The parallel between this recent action on the part of the ELCA and the money changers in the temple is greater than one might imagine. For the issue is the defense of an action or lifestyle that is not pleasing to God. The people of Jesus’ day were committed to their practice of selling animals and changing money in the temple as a proper means of serving God. The people of the ELCA who elected this bishop are committed to the support of openly homosexual persons as having full privilege and place in the church. Jesus overturned the tables of the money changers in the temple. I wonder what will come of the ELCA church leaders. Members, pastors, and entire congregations have left the ELCA since its 2009 decision to lift its ban on openly homosexual clergy.

From a CNN blog post reporting the most recent move:

The ELCA lifted its ban on openly gay, partnered clergy in 2009, clearing the way for pastors like Erwin, but angering conservatives. By some estimates, some 600 congregations have since left the ELCA for more conservative churches.
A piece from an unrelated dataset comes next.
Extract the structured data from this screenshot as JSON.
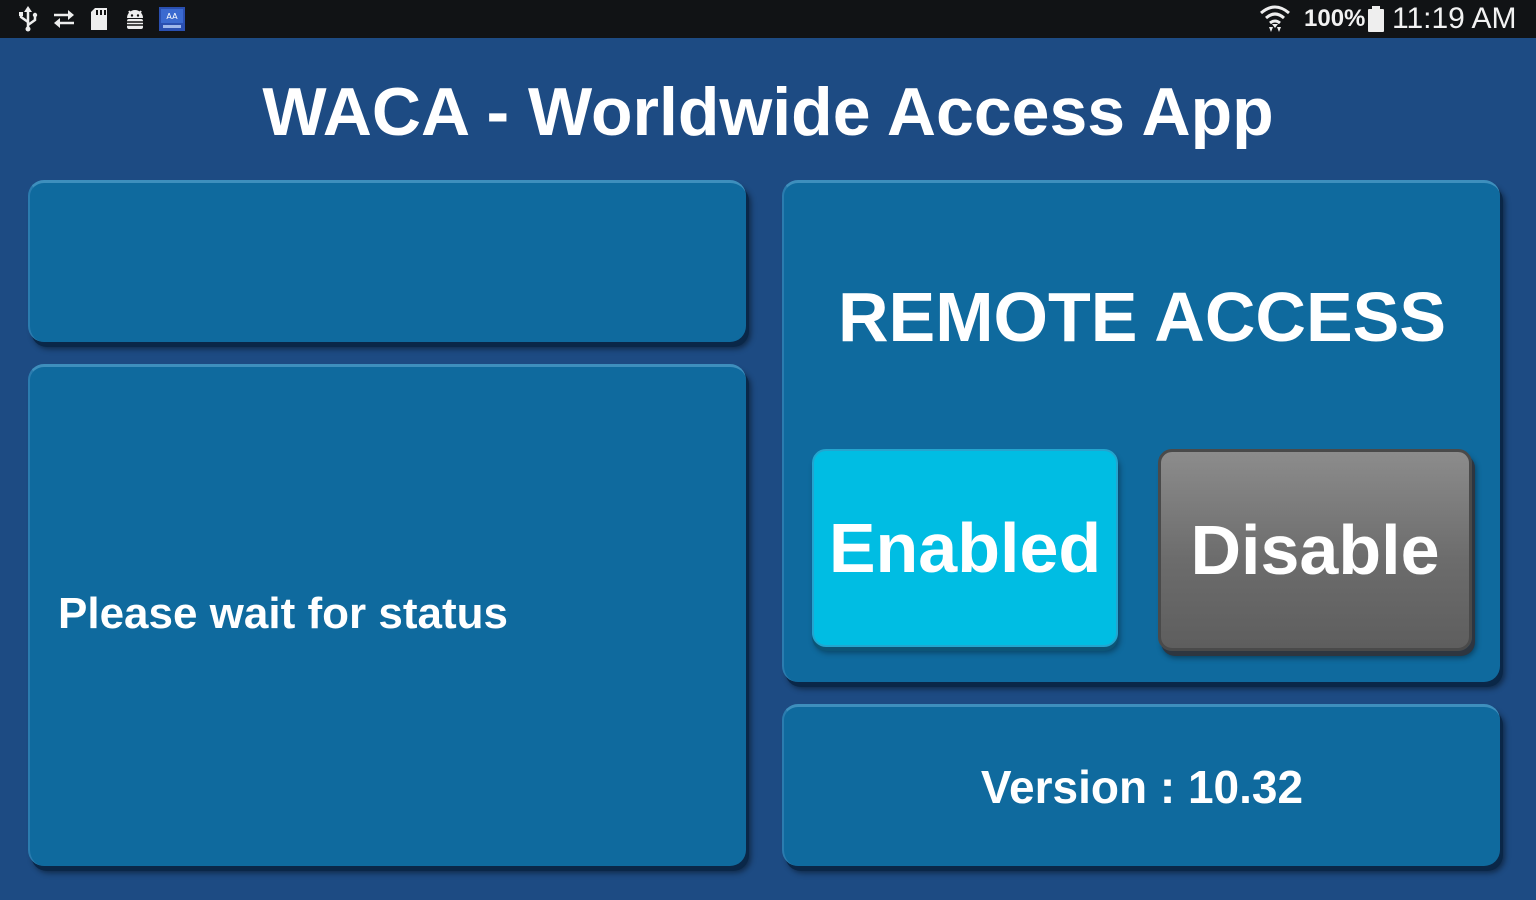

The Rev. W. Stevens Shipman, director of the Lutheran Coalition for Renewal, said the ELCA is not keeping promises it made in 2009 to respect the views of churches and individuals who regard homosexuality as a sin.

“The promise was also made publicly that no congregation would be required to call a pastor in a same-sex partnership,” Shipman said, “but now an entire synod has been forced to live under the authority of a bishop who is in such a relationship.”

Sadly, this should not surprise us. Sinful self-righteous action did not surprise Jesus. It angered him. It saddened him. It moved him to extraordinary action, but it did not surprise him. John tells us that Jesus did not entrust himself to man, for he knew what was in man (v. 24-25). John doesn’t name it, but the implication is clear: man is corrupted by sin. Our hearts are evil. That’s why Jesus came: to seek and save lost, corrupted, sinful, broken, and deceived people.

The question is this: are you one of those for whom he came? Are you willing to admit your own sinfulness and lostness? While we cannot judge the hearts and motives of those in the ELCA, we can make this clear: the issue is not just the sin. The issue is seeking to normalize a sinful lifestyle and claiming that homosexual behavior is not a sin.

It should not surprise us when the church shows its corrupt nature in actions such as this; we are a hospital for sinners after all. But people are not cured of any disease by defining it as health. The move to normalize homosexuality should make us deeply sad, and righteously angry. Our recourse should always be that of prayer. Jesus says here, “My house shall be a house of prayer.” And he teaches us to pray, “Thy kingdom come, thy will be done on earth – as it is in heaven.”